The most captivating entertainment is unpredictable and chaotic – it is the experience that will enchant and beguile us on every level conceivable, inspiring every sense in a spectacular but twisted fusion of art forms. This kind of new world creative chaos is what Tasmania’s Museum of Old and New Art (MONA) has become known for, here in Australia and throughout the world. MONA founder David Walsh does not distinguish between artistic mediums, ever blending the visual with the sonic, the performative and the culinary to forge an undivided and almost encyclopaedic art experience.
Part of the experience is the museum’s annual five-day music and arts festival MONA FOMA, which began in 2009 prior to the museums unveiling. The festival showcases an eclectic and unconventional merger of new music, visual art, dance, theatre, noise, performance and new media with a roster of artists skilled across the rainbow of mediums. The festival, also known as MOFO, is the genius of Violent Femmes bassist Brian Ritchie, along with MONA senior curators Nicole Durling and Olivier Varenne.
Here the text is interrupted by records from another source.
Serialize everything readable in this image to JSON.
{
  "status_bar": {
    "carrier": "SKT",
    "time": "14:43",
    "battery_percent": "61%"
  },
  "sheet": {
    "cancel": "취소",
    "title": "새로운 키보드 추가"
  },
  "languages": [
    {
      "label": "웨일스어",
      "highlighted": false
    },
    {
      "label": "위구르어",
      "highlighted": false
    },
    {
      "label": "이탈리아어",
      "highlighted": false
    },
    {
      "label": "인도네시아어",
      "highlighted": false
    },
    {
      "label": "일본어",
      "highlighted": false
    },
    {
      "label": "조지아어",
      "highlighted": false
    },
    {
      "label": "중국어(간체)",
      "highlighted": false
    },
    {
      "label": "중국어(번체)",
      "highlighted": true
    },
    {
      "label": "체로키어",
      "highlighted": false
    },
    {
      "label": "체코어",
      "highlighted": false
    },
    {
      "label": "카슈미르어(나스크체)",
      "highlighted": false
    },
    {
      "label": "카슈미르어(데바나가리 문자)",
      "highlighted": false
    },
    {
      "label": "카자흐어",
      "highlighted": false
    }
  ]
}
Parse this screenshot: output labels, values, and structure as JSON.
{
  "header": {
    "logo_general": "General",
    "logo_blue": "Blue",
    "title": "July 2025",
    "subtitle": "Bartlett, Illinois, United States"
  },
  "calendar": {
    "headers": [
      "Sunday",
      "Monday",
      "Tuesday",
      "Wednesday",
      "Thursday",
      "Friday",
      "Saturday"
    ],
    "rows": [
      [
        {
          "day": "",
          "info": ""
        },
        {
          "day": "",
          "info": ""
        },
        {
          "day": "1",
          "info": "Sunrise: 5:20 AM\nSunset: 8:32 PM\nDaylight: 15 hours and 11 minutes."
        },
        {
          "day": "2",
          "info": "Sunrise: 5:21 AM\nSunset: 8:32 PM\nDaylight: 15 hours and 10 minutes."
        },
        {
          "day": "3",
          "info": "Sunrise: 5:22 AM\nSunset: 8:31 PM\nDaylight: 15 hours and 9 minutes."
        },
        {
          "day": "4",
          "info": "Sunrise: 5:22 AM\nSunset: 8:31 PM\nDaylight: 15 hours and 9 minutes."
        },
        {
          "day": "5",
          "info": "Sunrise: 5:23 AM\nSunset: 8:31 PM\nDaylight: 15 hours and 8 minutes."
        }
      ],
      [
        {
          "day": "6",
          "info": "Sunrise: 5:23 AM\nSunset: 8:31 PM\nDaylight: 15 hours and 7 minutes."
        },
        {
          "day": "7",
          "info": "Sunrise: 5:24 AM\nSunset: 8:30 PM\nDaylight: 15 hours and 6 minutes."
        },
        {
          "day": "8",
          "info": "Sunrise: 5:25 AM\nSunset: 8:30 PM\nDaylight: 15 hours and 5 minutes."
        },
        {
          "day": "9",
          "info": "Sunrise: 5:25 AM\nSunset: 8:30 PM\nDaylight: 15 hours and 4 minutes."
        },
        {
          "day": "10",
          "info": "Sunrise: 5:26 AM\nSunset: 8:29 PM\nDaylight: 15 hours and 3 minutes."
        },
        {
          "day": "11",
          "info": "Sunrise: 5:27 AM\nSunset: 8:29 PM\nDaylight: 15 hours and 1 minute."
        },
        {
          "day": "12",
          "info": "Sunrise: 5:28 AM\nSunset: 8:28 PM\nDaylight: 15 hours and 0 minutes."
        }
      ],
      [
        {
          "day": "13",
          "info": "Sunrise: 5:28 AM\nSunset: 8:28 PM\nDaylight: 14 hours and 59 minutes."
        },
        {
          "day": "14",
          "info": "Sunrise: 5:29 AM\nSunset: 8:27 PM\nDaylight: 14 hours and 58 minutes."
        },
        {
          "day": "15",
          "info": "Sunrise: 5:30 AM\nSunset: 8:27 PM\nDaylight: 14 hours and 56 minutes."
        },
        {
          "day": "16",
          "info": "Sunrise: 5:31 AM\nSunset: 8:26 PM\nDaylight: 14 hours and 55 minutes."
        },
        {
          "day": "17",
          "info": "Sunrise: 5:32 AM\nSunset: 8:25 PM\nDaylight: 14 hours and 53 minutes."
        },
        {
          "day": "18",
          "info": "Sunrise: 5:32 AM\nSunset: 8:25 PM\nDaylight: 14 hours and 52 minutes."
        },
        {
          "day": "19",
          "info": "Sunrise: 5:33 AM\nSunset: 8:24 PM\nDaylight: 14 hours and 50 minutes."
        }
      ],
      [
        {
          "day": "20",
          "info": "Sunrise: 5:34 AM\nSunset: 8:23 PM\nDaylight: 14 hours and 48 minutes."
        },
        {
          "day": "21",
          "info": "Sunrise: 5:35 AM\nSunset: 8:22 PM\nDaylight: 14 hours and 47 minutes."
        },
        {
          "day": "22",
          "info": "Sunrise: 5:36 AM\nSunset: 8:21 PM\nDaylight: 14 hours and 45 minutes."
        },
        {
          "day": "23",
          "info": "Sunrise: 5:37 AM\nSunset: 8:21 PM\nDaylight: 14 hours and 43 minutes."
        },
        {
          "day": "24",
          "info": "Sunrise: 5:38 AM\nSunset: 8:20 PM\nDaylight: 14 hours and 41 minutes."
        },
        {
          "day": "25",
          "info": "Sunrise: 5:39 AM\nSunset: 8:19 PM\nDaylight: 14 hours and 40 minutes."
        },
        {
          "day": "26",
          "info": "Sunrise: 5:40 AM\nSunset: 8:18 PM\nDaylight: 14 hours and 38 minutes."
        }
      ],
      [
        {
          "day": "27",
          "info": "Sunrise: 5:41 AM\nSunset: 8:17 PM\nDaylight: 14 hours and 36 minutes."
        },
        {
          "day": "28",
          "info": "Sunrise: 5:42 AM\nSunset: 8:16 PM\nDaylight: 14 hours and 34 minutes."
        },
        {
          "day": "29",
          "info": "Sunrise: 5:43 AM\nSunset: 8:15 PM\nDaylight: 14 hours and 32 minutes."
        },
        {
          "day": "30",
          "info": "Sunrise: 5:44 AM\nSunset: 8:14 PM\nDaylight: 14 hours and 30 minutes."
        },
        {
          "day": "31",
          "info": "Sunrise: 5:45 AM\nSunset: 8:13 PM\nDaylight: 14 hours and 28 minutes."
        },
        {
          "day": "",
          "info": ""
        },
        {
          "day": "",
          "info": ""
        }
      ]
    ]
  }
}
Ritchie moved to Tasmania in 2006, where he settled at the Salamanca Arts Centre in Hobart. “I was the first musician there,” he recalls. “The director of the art studio asked me if I would be interested in putting together a proposal or a plan for a music and arts festival that they wanted to run.” As a performer, Ritchie wasn’t especially interested in the idea of event organising, but his imagination eventually got the better of him. “I thought of the possibilities – what if you organised a festival that was different to the other festivals I had experienced?” Years of touring with the Violent Femmes have given the musician an almost unbeatable catalogue of music festival memories. “I’ve had the opportunity to be at thousands of festivals and all of them have basic flaws. So I thought I’m just going to drop a proposal for my ideal festival.”
The proposal landed in the hands of MONA founder David Walsh, who was amidst the process of constructing the museum at the time. “David was known as an arts benefactor and they needed money to do the festival,” explains Ritchie. “When David saw the proposal he was a big fan of my band, and he just got really enthusiastic – as he frequently does – so he was like, ‘No I’m not going to sponsor this festival, I want to partner with this festival!’”
MONA FOMA gave Walsh the opportunity to test some of his ideas amongst the public before the official opening of the museum. “He has a lot of creative energy to burn,” Ritchie laughs. “This gave him an opportunity to do a sketch book, almost. And that was the rationale behind doing it – to prepare the audience in Hobart, and then the rest of Australia and internationally for what was coming.”
While the focus of the festival lies primarily in its musical output, Ritchie is most intrigued by the crossover. “A lot of [artists] can’t really say if they’re artists or if they’re musicians, I mean today they’re a musician, tomorrow they’re an artist, the next day they’re both.” The ability to dive across art forms, sounds and styles is significant to Ritchie’s curation of MONA FOMA. The 2010 festival included The Velvet Underground’s John Cale. “He came down and played rock music, he played an acoustic concert, a semi classical concert and he did an art installation,” says Ritchie. “John Cale’s a genius, and not everybody can do that, but in the ideal circumstance that’s the kind of artist we look for.”
Ritchie’s 2014 line up for MONA FOMA includes Australian audio-visual performance artist Robin Fox, who will be debuting a new three-colour laser show. Fox is also a musician with a PhD in composition and his performances are a perfected marriage of sound and sight, where what you hear becomes what you see. Ritchie is also excited about UK based Conrad Shawcross’ robotic installation, The Ada Project, named after pioneering feminist, scientist, mathematician and artist, Ada Lovelace. “[Shawcross] has designed a robot and programmed it to dance around, and then commissioned four different female musicians to interpret the psychology of this Ada Lovelace in their own way.” The choreography will be the same in each interpretation, but the music will be different with each musician. “This is the perfect kind of MOFO art project,” says Ritchie. “Because it’s music, it’s performance and yet it’s visual art – and then you’ve got this thing that’s not even a human being!”
That’s not to say MONA’s extensive general music program is exclusive to only the most multi-faceted, multi-tasking musicians. The museum played host to Television in early November of this year during their Australian tour, a band Ritchie felt MONA could simply not pass up. “Of course they were super radical at the time they came out,” says Ritchie. “And now they’re presenting themselves as like, ‘We’re old school! We don’t need a light show! We just stand on the stage and play music!’” While Ritchie admits he still loves the simplified approach, he adds, “That’s just not what’s happening anymore. Probably more and more we are going to see musicians collaborating with visual artists, projectionists, filmmakers, and vice versa. MONA visitors don’t distinguish between these things. That’s the modern world, we’re in it, and we’re lucky to be in it.”
MONA FOMA runs from January 15 – 19 in 2014.